Photos of the Chicken House In-Progress (with captions)
The chicken house was started on December 18, 2008.
Everyone lends a hand with the framing.
The next day, December 19th, the roof and sides were all up.
We like dark-green standing seam metal roofing and have it on all new buildings (and will also have on our future farmhouse).
On December 20 the side walls were clapboarded and windows framed. As with the siding on the shop and woodshed across the road at our future farm site, we used cedar clapboards (applied in board & batten fashion) from trees cut on our property. The chicken house is not too far from the double-wide where the important outside water source is, too. Electricity, when needed, can be run by extension cord from a small storage shed on the west side of the chicken house.
The chicken house is at a nice angle on the site where the old barn on the property once stood (our double-wide was built eight years ago on the site of the former "dog trot" house). It faces southeast (left elevation) for good sun and ventilation.
I had forgotten how red the chicken house was less than three months ago. The red cedar will weather into a tannish-gray that we like for old barns.
On January 2, the windows were in, the fence started and gates installed.
The 20x20 (divided in two) poultry yard has sturdy locust fence posts from trees cut on our property. [The grassy cluster--a perennial tall grass on the outside of the fence--is now a favorite place for puppy hide and seek so it's staying.]
The windows were designed to pull in for ventilation and, since this photo was taken, are now encased with chicken wire so the chickens--or vermin--can not have access or egress.

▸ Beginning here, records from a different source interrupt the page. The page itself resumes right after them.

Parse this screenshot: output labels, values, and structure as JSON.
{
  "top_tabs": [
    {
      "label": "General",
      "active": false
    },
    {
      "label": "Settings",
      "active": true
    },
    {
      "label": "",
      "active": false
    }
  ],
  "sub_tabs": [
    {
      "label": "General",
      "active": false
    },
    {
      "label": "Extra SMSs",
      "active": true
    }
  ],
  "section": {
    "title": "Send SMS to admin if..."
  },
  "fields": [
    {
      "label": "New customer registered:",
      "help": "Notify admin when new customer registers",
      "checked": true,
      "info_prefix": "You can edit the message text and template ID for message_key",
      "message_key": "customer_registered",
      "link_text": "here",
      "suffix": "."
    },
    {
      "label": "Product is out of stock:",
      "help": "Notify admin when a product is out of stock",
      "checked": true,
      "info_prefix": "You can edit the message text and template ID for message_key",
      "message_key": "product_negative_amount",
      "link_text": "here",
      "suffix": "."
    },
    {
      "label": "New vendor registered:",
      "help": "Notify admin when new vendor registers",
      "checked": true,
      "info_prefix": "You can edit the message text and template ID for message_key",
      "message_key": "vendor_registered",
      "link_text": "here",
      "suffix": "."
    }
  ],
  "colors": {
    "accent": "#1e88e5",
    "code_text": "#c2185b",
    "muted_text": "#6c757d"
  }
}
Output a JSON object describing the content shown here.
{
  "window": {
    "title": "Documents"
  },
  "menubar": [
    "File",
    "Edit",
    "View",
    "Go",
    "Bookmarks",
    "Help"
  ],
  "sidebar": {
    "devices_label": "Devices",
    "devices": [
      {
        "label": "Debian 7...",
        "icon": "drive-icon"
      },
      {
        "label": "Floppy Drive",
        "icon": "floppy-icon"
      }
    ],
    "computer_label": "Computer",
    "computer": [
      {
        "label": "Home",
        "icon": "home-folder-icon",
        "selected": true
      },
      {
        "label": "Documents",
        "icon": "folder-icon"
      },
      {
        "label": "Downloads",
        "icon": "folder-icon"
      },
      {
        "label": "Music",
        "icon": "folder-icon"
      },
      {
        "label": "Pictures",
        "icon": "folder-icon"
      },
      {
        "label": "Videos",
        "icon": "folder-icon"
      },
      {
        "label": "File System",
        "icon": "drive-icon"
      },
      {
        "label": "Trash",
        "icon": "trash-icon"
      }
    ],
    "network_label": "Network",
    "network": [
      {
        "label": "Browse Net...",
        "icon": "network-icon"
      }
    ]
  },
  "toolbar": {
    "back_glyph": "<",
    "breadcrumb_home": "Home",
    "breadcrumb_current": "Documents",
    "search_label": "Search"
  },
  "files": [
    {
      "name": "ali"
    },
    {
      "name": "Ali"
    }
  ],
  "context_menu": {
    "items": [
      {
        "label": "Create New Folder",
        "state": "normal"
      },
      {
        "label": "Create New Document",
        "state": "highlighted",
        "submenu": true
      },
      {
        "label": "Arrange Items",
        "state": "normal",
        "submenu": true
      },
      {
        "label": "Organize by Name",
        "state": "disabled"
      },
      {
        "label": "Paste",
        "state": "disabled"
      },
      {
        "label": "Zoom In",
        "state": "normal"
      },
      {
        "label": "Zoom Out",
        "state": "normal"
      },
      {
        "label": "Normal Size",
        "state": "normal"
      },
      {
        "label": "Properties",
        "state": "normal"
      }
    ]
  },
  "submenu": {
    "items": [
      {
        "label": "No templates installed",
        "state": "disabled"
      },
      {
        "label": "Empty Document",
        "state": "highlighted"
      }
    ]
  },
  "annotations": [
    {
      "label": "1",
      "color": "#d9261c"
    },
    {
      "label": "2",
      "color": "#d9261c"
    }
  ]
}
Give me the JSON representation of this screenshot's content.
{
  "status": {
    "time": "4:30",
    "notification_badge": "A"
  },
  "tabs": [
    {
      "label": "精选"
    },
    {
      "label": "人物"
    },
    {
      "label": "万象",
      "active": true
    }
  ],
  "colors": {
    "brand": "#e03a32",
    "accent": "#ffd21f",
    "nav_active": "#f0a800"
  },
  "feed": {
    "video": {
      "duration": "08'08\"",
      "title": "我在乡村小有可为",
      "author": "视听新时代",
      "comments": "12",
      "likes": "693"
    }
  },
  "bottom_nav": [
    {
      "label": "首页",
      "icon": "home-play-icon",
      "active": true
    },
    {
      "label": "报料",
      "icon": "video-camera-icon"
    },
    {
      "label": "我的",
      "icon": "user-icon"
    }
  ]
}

Jonathan and Melvin (right) finish the front stoop. The door was salvaged from a house fire and one of two that Melvin (he has one just like it on his chicken house). We wanted the multi-panes for additional sunlight. [And yes, we've discovered that shirtsleeves on occasion during a Kentucky winter is not uncommon!]
The chicken house after a late January ice and snow storm.
The west side of the chicken house with a patch of snow from another winter flurry in front of its north side (taken February 25).
On March 7, the weathervane and an interior shelf--above the filled grain bins--was installed. Everything is now ready for our chicks in a few weeks. It feels like getting together a nursery! [For fun and whimsy, I will be painting a "Hinkel Haus" sign on an old barn board that will hang to the left of the door.]
The chicken house, as photographed on March 8, from our fenced garden patch. [We just installed two compost bins made out of scrap cedar only yesterday--for chicken manure and kitchen vegetable scraps that the chickens won't eat--just to the left of the gate on the outside of the fence.] As the narrow wall between the tractor and front of chicken house faces south, I want to plant hollyhocks there this summer (if the chickens will let me!).
Old caches of daffodils are emerging below and in front of the chicken house. They will likely be blooming in late March when the chicks arrive.
Old window sash was used for all chicken house windows, including two small 2/2s that had been the only windows in our original Hancock upstairs bathrooms (originally washroom/closet rooms, pre-plumbing). When we renovated the ell, the roof extended over them so we salvaged them for a shed one day: now it is nice to have a part of our former home with us, as well as salvage windows from some old Kentucky barns.